_Directions:_ Lines that include the string "Ctrl" are the ones to copy from the entries below.

_Source information:_
+ + + + + + +
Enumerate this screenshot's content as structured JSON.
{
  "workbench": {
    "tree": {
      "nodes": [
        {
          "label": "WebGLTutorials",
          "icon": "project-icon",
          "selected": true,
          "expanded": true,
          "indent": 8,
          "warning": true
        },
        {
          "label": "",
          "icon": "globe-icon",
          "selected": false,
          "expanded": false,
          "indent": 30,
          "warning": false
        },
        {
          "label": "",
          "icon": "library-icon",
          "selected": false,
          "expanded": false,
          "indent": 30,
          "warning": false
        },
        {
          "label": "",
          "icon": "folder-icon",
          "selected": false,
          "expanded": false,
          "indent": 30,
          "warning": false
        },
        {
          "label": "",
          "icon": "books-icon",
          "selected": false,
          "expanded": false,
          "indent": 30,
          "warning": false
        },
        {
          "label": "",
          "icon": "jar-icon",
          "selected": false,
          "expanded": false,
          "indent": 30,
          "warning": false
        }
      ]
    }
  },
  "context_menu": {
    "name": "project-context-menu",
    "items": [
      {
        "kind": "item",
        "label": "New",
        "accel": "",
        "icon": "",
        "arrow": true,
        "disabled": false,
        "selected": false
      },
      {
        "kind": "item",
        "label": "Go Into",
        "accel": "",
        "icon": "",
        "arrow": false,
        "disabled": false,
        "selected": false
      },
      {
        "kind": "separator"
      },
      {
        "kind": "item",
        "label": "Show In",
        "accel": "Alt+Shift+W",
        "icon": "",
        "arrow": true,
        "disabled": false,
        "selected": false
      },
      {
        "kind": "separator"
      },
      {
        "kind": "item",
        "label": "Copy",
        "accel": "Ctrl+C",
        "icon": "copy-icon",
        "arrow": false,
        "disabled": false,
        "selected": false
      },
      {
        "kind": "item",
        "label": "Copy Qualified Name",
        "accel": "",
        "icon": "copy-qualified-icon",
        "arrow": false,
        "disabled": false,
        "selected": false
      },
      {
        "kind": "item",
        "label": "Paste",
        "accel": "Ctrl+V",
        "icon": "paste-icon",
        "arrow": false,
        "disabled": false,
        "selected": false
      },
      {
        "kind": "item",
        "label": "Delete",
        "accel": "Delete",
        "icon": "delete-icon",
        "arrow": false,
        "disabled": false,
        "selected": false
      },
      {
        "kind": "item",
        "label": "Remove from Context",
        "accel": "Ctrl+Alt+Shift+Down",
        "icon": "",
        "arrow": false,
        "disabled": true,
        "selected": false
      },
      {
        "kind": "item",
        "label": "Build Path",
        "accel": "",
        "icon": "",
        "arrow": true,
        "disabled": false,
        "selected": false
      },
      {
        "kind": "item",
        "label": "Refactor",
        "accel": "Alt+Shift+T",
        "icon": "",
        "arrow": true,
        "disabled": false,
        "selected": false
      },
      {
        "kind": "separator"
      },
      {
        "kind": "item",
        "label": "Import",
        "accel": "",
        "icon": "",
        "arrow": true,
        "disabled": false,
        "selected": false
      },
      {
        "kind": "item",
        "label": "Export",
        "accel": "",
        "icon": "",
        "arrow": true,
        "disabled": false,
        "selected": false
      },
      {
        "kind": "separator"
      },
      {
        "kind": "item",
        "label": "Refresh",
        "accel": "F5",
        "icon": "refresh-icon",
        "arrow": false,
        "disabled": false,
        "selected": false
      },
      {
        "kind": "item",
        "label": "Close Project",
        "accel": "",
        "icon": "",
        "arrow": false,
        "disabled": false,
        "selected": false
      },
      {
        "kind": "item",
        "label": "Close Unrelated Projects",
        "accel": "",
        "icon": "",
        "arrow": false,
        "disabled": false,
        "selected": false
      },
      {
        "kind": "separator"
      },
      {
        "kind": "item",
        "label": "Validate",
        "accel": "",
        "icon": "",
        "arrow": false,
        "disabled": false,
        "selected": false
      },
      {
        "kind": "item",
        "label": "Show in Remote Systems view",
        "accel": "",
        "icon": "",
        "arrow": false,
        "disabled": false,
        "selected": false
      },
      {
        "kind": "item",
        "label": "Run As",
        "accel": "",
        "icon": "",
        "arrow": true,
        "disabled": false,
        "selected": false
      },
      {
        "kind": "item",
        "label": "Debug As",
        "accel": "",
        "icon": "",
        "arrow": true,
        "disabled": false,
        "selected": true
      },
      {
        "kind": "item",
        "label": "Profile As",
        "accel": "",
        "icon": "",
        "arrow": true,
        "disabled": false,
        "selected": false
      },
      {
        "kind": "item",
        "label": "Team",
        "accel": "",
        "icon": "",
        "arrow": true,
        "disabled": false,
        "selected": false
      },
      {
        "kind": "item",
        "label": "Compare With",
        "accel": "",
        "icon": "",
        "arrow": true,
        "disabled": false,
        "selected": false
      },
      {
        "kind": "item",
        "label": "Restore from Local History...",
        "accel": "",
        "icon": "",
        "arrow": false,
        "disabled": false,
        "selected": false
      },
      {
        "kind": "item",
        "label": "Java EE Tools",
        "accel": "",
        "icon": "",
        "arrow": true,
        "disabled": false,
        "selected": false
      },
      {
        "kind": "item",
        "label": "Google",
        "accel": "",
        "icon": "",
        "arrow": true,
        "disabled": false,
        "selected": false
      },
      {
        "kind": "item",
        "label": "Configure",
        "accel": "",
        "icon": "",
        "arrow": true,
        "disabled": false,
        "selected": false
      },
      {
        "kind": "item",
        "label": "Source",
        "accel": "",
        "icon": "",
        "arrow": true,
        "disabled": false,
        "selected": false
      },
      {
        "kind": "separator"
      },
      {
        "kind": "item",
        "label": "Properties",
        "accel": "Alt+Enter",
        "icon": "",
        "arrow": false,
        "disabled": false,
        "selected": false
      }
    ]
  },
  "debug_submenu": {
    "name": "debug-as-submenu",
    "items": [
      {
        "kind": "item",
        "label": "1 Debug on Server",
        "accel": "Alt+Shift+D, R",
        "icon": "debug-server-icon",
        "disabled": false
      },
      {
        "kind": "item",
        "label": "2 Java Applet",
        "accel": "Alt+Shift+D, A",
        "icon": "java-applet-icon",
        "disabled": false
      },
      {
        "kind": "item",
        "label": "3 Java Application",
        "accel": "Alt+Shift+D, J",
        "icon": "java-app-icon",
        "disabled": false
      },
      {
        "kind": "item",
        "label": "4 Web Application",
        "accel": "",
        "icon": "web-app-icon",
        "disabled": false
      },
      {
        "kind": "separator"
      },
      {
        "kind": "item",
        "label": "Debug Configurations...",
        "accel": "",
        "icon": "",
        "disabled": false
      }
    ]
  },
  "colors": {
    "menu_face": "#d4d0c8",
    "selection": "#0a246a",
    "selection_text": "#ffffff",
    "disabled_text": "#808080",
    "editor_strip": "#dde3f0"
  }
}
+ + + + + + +
_Output:_
        "accel": "Ctrl+C",
        "accel": "Ctrl+V",
        "accel": "Ctrl+Alt+Shift+Down",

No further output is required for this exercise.